[App and web page records]
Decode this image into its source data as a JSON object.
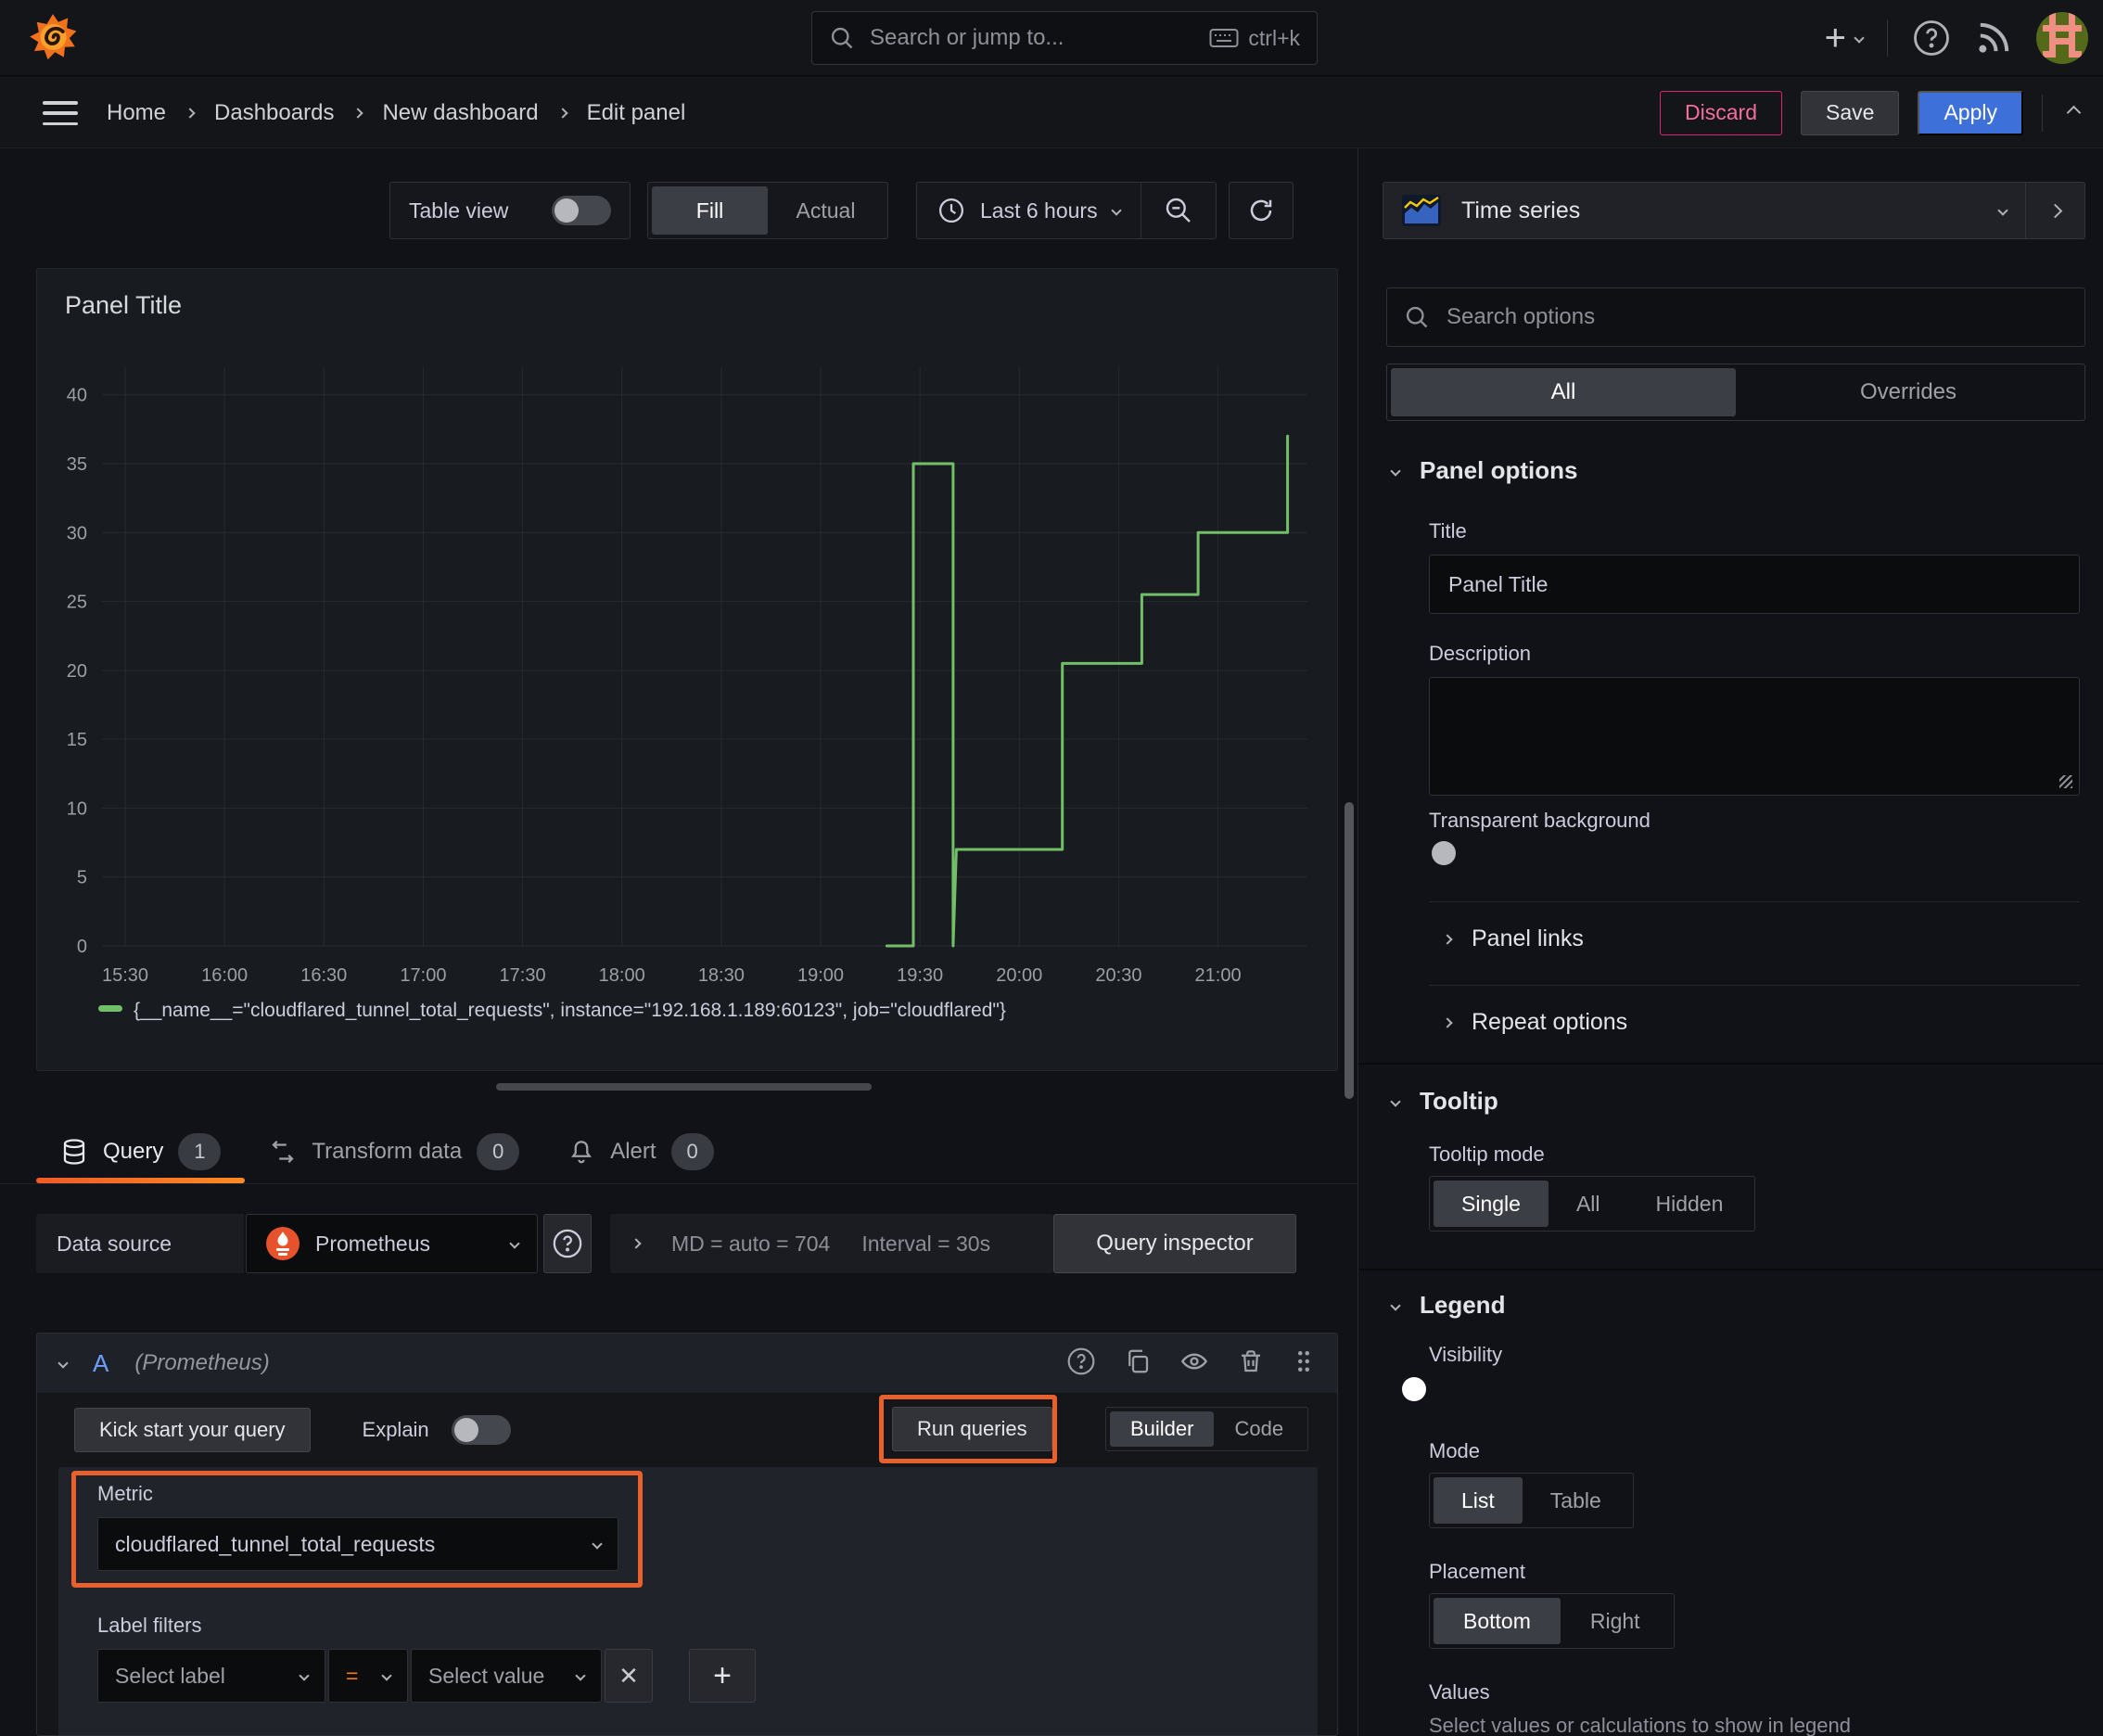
{
  "topbar": {
    "search_placeholder": "Search or jump to...",
    "search_shortcut": "ctrl+k"
  },
  "breadcrumb": {
    "items": [
      "Home",
      "Dashboards",
      "New dashboard",
      "Edit panel"
    ]
  },
  "header_actions": {
    "discard": "Discard",
    "save": "Save",
    "apply": "Apply"
  },
  "panel_toolbar": {
    "table_view": "Table view",
    "fill": "Fill",
    "actual": "Actual",
    "time_range": "Last 6 hours"
  },
  "viz_picker": {
    "label": "Time series"
  },
  "chart_data": {
    "type": "line",
    "title": "Panel Title",
    "x_tick_labels": [
      "15:30",
      "16:00",
      "16:30",
      "17:00",
      "17:30",
      "18:00",
      "18:30",
      "19:00",
      "19:30",
      "20:00",
      "20:30",
      "21:00"
    ],
    "y_ticks": [
      0,
      5,
      10,
      15,
      20,
      25,
      30,
      35,
      40
    ],
    "ylim": [
      0,
      42
    ],
    "x_range_minutes": [
      923,
      1287
    ],
    "grid": true,
    "legend_position": "bottom",
    "series": [
      {
        "name": "{__name__=\"cloudflared_tunnel_total_requests\", instance=\"192.168.1.189:60123\", job=\"cloudflared\"}",
        "color": "#73bf69",
        "step": true,
        "points": [
          [
            "19:20",
            0
          ],
          [
            "19:28",
            0
          ],
          [
            "19:28",
            35
          ],
          [
            "19:40",
            35
          ],
          [
            "19:40",
            0
          ],
          [
            "19:41",
            7
          ],
          [
            "20:13",
            7
          ],
          [
            "20:13",
            20.5
          ],
          [
            "20:37",
            20.5
          ],
          [
            "20:37",
            25.5
          ],
          [
            "20:54",
            25.5
          ],
          [
            "20:54",
            30
          ],
          [
            "21:21",
            30
          ],
          [
            "21:21",
            37
          ]
        ]
      }
    ]
  },
  "query_tabs": {
    "query": {
      "label": "Query",
      "count": "1"
    },
    "transform": {
      "label": "Transform data",
      "count": "0"
    },
    "alert": {
      "label": "Alert",
      "count": "0"
    }
  },
  "query_editor": {
    "datasource_label": "Data source",
    "datasource_name": "Prometheus",
    "stats": "MD = auto = 704",
    "interval": "Interval = 30s",
    "query_inspector": "Query inspector",
    "row": {
      "ref_id": "A",
      "datasource_hint": "(Prometheus)"
    },
    "kick_start": "Kick start your query",
    "explain": "Explain",
    "run_queries": "Run queries",
    "builder": "Builder",
    "code": "Code",
    "metric": {
      "label": "Metric",
      "value": "cloudflared_tunnel_total_requests"
    },
    "label_filters": {
      "label": "Label filters",
      "select_label": "Select label",
      "operator": "=",
      "select_value": "Select value"
    }
  },
  "sidebar": {
    "search_placeholder": "Search options",
    "tabs": {
      "all": "All",
      "overrides": "Overrides"
    },
    "panel_options": {
      "title": "Panel options",
      "title_label": "Title",
      "title_value": "Panel Title",
      "description_label": "Description",
      "transparent_bg": "Transparent background"
    },
    "collapsed": {
      "panel_links": "Panel links",
      "repeat_options": "Repeat options"
    },
    "tooltip": {
      "title": "Tooltip",
      "mode_label": "Tooltip mode",
      "modes": [
        "Single",
        "All",
        "Hidden"
      ],
      "active_mode": "Single"
    },
    "legend": {
      "title": "Legend",
      "visibility_label": "Visibility",
      "mode_label": "Mode",
      "modes": [
        "List",
        "Table"
      ],
      "active_mode": "List",
      "placement_label": "Placement",
      "placements": [
        "Bottom",
        "Right"
      ],
      "active_placement": "Bottom",
      "values_label": "Values",
      "values_hint": "Select values or calculations to show in legend"
    }
  },
  "colors": {
    "accent_orange": "#ff780a",
    "highlight_orange": "#e8612c",
    "blue": "#3d71d9",
    "green": "#73bf69",
    "discard_pink": "#e0226e"
  }
}
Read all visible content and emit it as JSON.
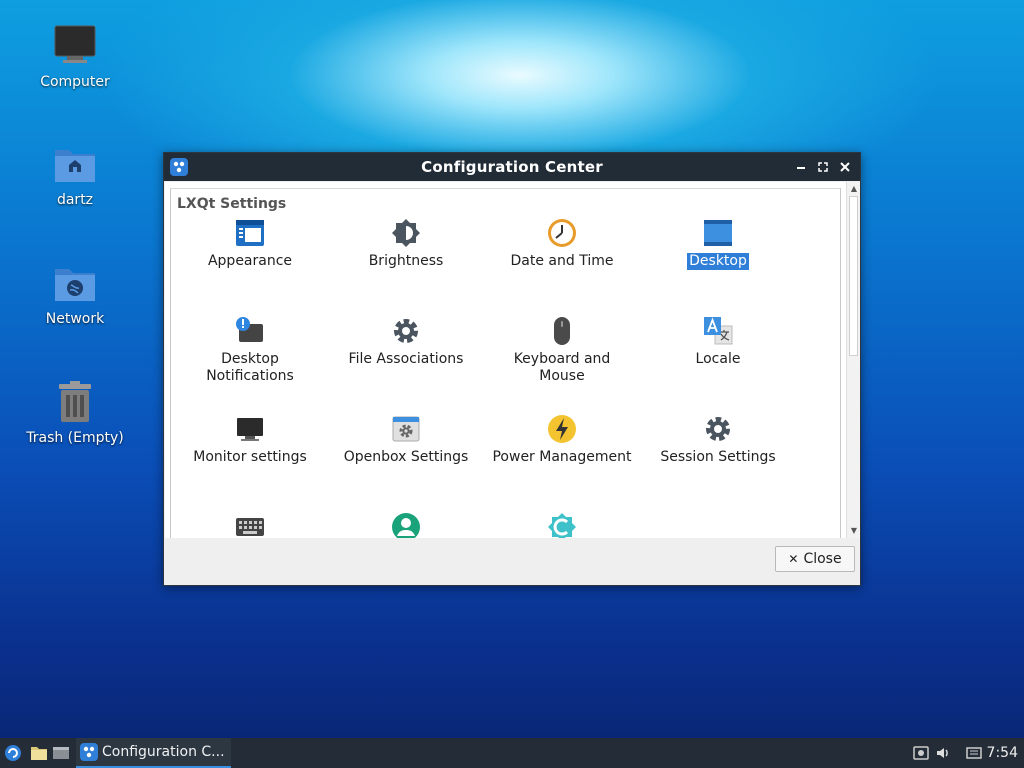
{
  "desktop": {
    "icons": [
      {
        "label": "Computer"
      },
      {
        "label": "dartz"
      },
      {
        "label": "Network"
      },
      {
        "label": "Trash (Empty)"
      }
    ]
  },
  "window": {
    "title": "Configuration Center",
    "section_title": "LXQt Settings",
    "items": [
      {
        "label": "Appearance",
        "icon": "appearance-icon"
      },
      {
        "label": "Brightness",
        "icon": "brightness-icon"
      },
      {
        "label": "Date and Time",
        "icon": "clock-icon"
      },
      {
        "label": "Desktop",
        "icon": "desktop-icon",
        "selected": true
      },
      {
        "label": "Desktop\nNotifications",
        "icon": "notification-icon"
      },
      {
        "label": "File Associations",
        "icon": "gear-icon"
      },
      {
        "label": "Keyboard and\nMouse",
        "icon": "mouse-icon"
      },
      {
        "label": "Locale",
        "icon": "locale-icon"
      },
      {
        "label": "Monitor settings",
        "icon": "monitor-icon"
      },
      {
        "label": "Openbox Settings",
        "icon": "openbox-icon"
      },
      {
        "label": "Power Management",
        "icon": "power-icon"
      },
      {
        "label": "Session Settings",
        "icon": "gear-icon"
      }
    ],
    "close_label": "Close",
    "close_glyph": "✕"
  },
  "taskbar": {
    "task_label": "Configuration C...",
    "clock": "7:54"
  },
  "colors": {
    "selection": "#2f7fd8",
    "titlebar": "#222c36",
    "taskbar": "#242d37"
  }
}
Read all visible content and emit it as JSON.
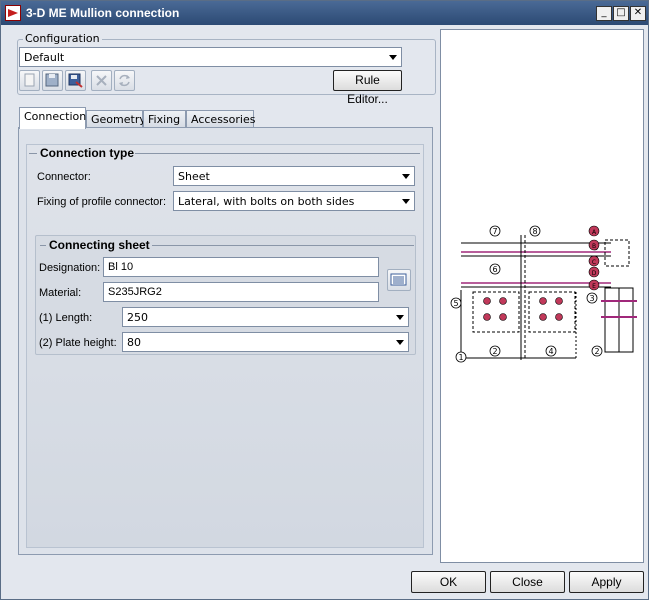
{
  "window": {
    "title": "3-D ME Mullion connection"
  },
  "config": {
    "group_label": "Configuration",
    "selected": "Default",
    "rule_editor_label": "Rule Editor..."
  },
  "tabs": [
    {
      "label": "Connection"
    },
    {
      "label": "Geometry"
    },
    {
      "label": "Fixing"
    },
    {
      "label": "Accessories"
    }
  ],
  "connection_type": {
    "header": "Connection type",
    "connector_label": "Connector:",
    "connector_value": "Sheet",
    "fixing_label": "Fixing of profile connector:",
    "fixing_value": "Lateral, with bolts on both sides"
  },
  "connecting_sheet": {
    "header": "Connecting sheet",
    "designation_label": "Designation:",
    "designation_value": "Bl 10",
    "material_label": "Material:",
    "material_value": "S235JRG2",
    "length_label": "(1)  Length:",
    "length_value": "250",
    "plate_height_label": "(2)  Plate height:",
    "plate_height_value": "80"
  },
  "diagram_labels": [
    "7",
    "8",
    "6",
    "5",
    "3",
    "1",
    "2",
    "4",
    "4",
    "2",
    "A",
    "B",
    "C",
    "D",
    "E"
  ],
  "buttons": {
    "ok": "OK",
    "close": "Close",
    "apply": "Apply"
  },
  "colors": {
    "titlebar": "#2c4a74",
    "bolt": "#c0395a",
    "bar": "#a0287a"
  }
}
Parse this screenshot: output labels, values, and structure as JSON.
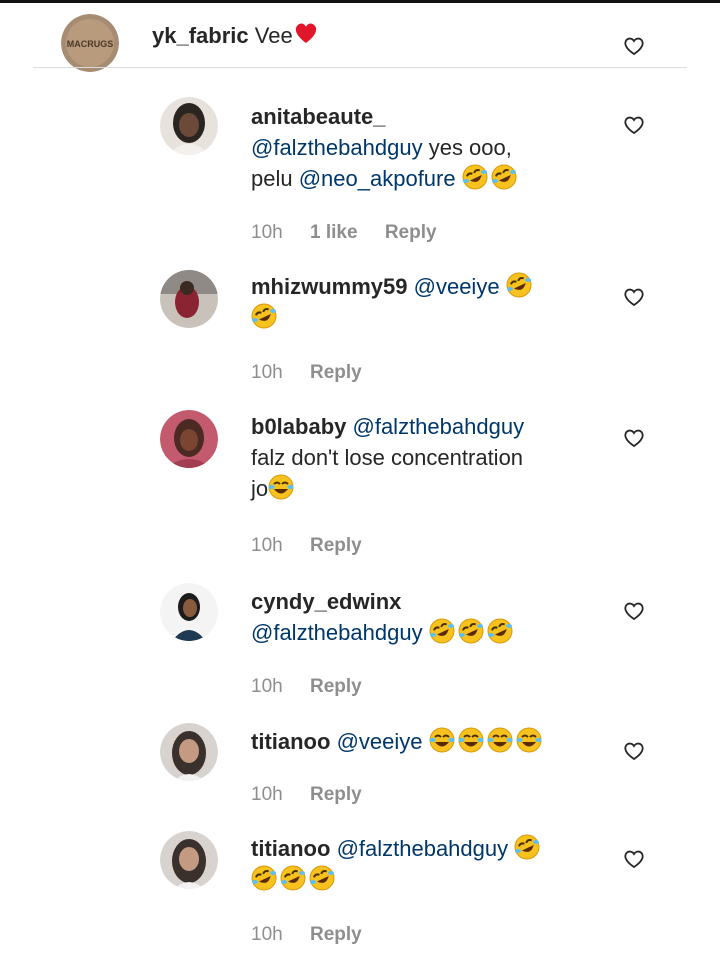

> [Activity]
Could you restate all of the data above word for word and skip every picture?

> [Task output]
Decode this image into its source data as a JSON object.
{
  "topbar": {
    "search_placeholder": "Search or jump to...",
    "search_shortcut": "ctrl+k"
  },
  "breadcrumb": {
    "items": [
      "Home",
      "Dashboards",
      "New dashboard",
      "Edit panel"
    ]
  },
  "header_actions": {
    "discard": "Discard",
    "save": "Save",
    "apply": "Apply"
  },
  "panel_toolbar": {
    "table_view": "Table view",
    "fill": "Fill",
    "actual": "Actual",
    "time_range": "Last 6 hours"
  },
  "viz_picker": {
    "label": "Time series"
  },
  "chart_data": {
    "type": "line",
    "title": "Panel Title",
    "x_tick_labels": [
      "15:30",
      "16:00",
      "16:30",
      "17:00",
      "17:30",
      "18:00",
      "18:30",
      "19:00",
      "19:30",
      "20:00",
      "20:30",
      "21:00"
    ],
    "y_ticks": [
      0,
      5,
      10,
      15,
      20,
      25,
      30,
      35,
      40
    ],
    "ylim": [
      0,
      42
    ],
    "x_range_minutes": [
      923,
      1287
    ],
    "grid": true,
    "legend_position": "bottom",
    "series": [
      {
        "name": "{__name__=\"cloudflared_tunnel_total_requests\", instance=\"192.168.1.189:60123\", job=\"cloudflared\"}",
        "color": "#73bf69",
        "step": true,
        "points": [
          [
            "19:20",
            0
          ],
          [
            "19:28",
            0
          ],
          [
            "19:28",
            35
          ],
          [
            "19:40",
            35
          ],
          [
            "19:40",
            0
          ],
          [
            "19:41",
            7
          ],
          [
            "20:13",
            7
          ],
          [
            "20:13",
            20.5
          ],
          [
            "20:37",
            20.5
          ],
          [
            "20:37",
            25.5
          ],
          [
            "20:54",
            25.5
          ],
          [
            "20:54",
            30
          ],
          [
            "21:21",
            30
          ],
          [
            "21:21",
            37
          ]
        ]
      }
    ]
  },
  "query_tabs": {
    "query": {
      "label": "Query",
      "count": "1"
    },
    "transform": {
      "label": "Transform data",
      "count": "0"
    },
    "alert": {
      "label": "Alert",
      "count": "0"
    }
  },
  "query_editor": {
    "datasource_label": "Data source",
    "datasource_name": "Prometheus",
    "stats": "MD = auto = 704",
    "interval": "Interval = 30s",
    "query_inspector": "Query inspector",
    "row": {
      "ref_id": "A",
      "datasource_hint": "(Prometheus)"
    },
    "kick_start": "Kick start your query",
    "explain": "Explain",
    "run_queries": "Run queries",
    "builder": "Builder",
    "code": "Code",
    "metric": {
      "label": "Metric",
      "value": "cloudflared_tunnel_total_requests"
    },
    "label_filters": {
      "label": "Label filters",
      "select_label": "Select label",
      "operator": "=",
      "select_value": "Select value"
    }
  },
  "sidebar": {
    "search_placeholder": "Search options",
    "tabs": {
      "all": "All",
      "overrides": "Overrides"
    },
    "panel_options": {
      "title": "Panel options",
      "title_label": "Title",
      "title_value": "Panel Title",
      "description_label": "Description",
      "transparent_bg": "Transparent background"
    },
    "collapsed": {
      "panel_links": "Panel links",
      "repeat_options": "Repeat options"
    },
    "tooltip": {
      "title": "Tooltip",
      "mode_label": "Tooltip mode",
      "modes": [
        "Single",
        "All",
        "Hidden"
      ],
      "active_mode": "Single"
    },
    "legend": {
      "title": "Legend",
      "visibility_label": "Visibility",
      "mode_label": "Mode",
      "modes": [
        "List",
        "Table"
      ],
      "active_mode": "List",
      "placement_label": "Placement",
      "placements": [
        "Bottom",
        "Right"
      ],
      "active_placement": "Bottom",
      "values_label": "Values",
      "values_hint": "Select values or calculations to show in legend"
    }
  },
  "colors": {
    "accent_orange": "#ff780a",
    "highlight_orange": "#e8612c",
    "blue": "#3d71d9",
    "green": "#73bf69",
    "discard_pink": "#e0226e"
  }
}
Read all visible content and emit it as JSON.
{
  "desktop": {
    "icons": [
      {
        "label": "Computer"
      },
      {
        "label": "dartz"
      },
      {
        "label": "Network"
      },
      {
        "label": "Trash (Empty)"
      }
    ]
  },
  "window": {
    "title": "Configuration Center",
    "section_title": "LXQt Settings",
    "items": [
      {
        "label": "Appearance",
        "icon": "appearance-icon"
      },
      {
        "label": "Brightness",
        "icon": "brightness-icon"
      },
      {
        "label": "Date and Time",
        "icon": "clock-icon"
      },
      {
        "label": "Desktop",
        "icon": "desktop-icon",
        "selected": true
      },
      {
        "label": "Desktop\nNotifications",
        "icon": "notification-icon"
      },
      {
        "label": "File Associations",
        "icon": "gear-icon"
      },
      {
        "label": "Keyboard and\nMouse",
        "icon": "mouse-icon"
      },
      {
        "label": "Locale",
        "icon": "locale-icon"
      },
      {
        "label": "Monitor settings",
        "icon": "monitor-icon"
      },
      {
        "label": "Openbox Settings",
        "icon": "openbox-icon"
      },
      {
        "label": "Power Management",
        "icon": "power-icon"
      },
      {
        "label": "Session Settings",
        "icon": "gear-icon"
      }
    ],
    "close_label": "Close",
    "close_glyph": "✕"
  },
  "taskbar": {
    "task_label": "Configuration C...",
    "clock": "7:54"
  },
  "colors": {
    "selection": "#2f7fd8",
    "titlebar": "#222c36",
    "taskbar": "#242d37"
  }
}
Read all visible content and emit it as JSON.
{
  "window": {
    "title": "3-D ME Mullion connection"
  },
  "config": {
    "group_label": "Configuration",
    "selected": "Default",
    "rule_editor_label": "Rule Editor..."
  },
  "tabs": [
    {
      "label": "Connection"
    },
    {
      "label": "Geometry"
    },
    {
      "label": "Fixing"
    },
    {
      "label": "Accessories"
    }
  ],
  "connection_type": {
    "header": "Connection type",
    "connector_label": "Connector:",
    "connector_value": "Sheet",
    "fixing_label": "Fixing of profile connector:",
    "fixing_value": "Lateral, with bolts on both sides"
  },
  "connecting_sheet": {
    "header": "Connecting sheet",
    "designation_label": "Designation:",
    "designation_value": "Bl 10",
    "material_label": "Material:",
    "material_value": "S235JRG2",
    "length_label": "(1)  Length:",
    "length_value": "250",
    "plate_height_label": "(2)  Plate height:",
    "plate_height_value": "80"
  },
  "diagram_labels": [
    "7",
    "8",
    "6",
    "5",
    "3",
    "1",
    "2",
    "4",
    "4",
    "2",
    "A",
    "B",
    "C",
    "D",
    "E"
  ],
  "buttons": {
    "ok": "OK",
    "close": "Close",
    "apply": "Apply"
  },
  "colors": {
    "titlebar": "#2c4a74",
    "bolt": "#c0395a",
    "bar": "#a0287a"
  }
}
Parse this screenshot: output labels, values, and structure as JSON.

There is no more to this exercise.